Read the data below. Every line holding the string "true" must be copied.

----- Entries shown -----

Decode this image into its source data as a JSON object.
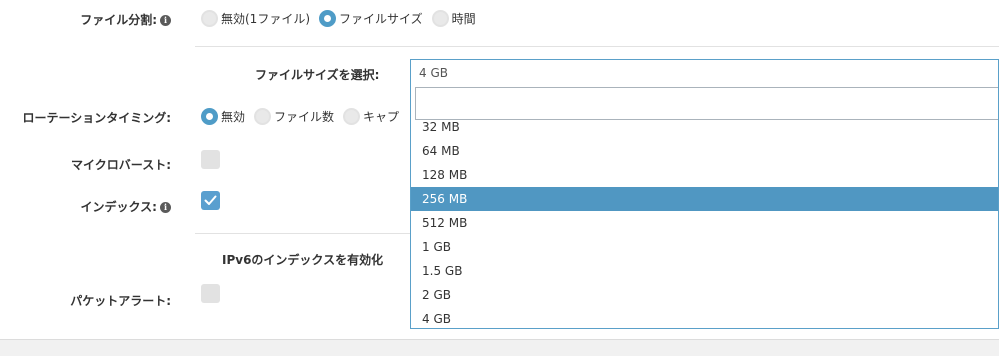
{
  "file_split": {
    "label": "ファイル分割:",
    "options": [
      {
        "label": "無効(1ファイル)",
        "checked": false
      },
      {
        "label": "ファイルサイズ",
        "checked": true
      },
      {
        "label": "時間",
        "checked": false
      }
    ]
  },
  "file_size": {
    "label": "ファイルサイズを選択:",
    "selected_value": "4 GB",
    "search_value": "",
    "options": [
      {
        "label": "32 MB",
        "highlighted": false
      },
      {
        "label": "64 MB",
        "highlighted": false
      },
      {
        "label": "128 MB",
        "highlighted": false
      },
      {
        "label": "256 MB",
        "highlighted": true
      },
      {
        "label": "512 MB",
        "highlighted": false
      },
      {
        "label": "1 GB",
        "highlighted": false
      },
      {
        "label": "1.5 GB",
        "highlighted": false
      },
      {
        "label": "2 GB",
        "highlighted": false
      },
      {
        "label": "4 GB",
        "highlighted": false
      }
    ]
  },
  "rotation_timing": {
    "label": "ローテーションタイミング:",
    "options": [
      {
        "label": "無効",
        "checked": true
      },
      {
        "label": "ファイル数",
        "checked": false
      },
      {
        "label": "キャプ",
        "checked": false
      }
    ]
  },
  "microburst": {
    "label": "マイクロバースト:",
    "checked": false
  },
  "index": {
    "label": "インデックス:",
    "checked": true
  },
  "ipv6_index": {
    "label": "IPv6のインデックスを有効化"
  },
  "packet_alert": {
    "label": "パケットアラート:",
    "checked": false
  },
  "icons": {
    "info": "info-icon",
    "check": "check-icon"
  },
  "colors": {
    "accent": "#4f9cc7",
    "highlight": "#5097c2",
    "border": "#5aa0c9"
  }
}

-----

Output:
        "checked": true
        "highlighted": true
        "checked": true
    "checked": true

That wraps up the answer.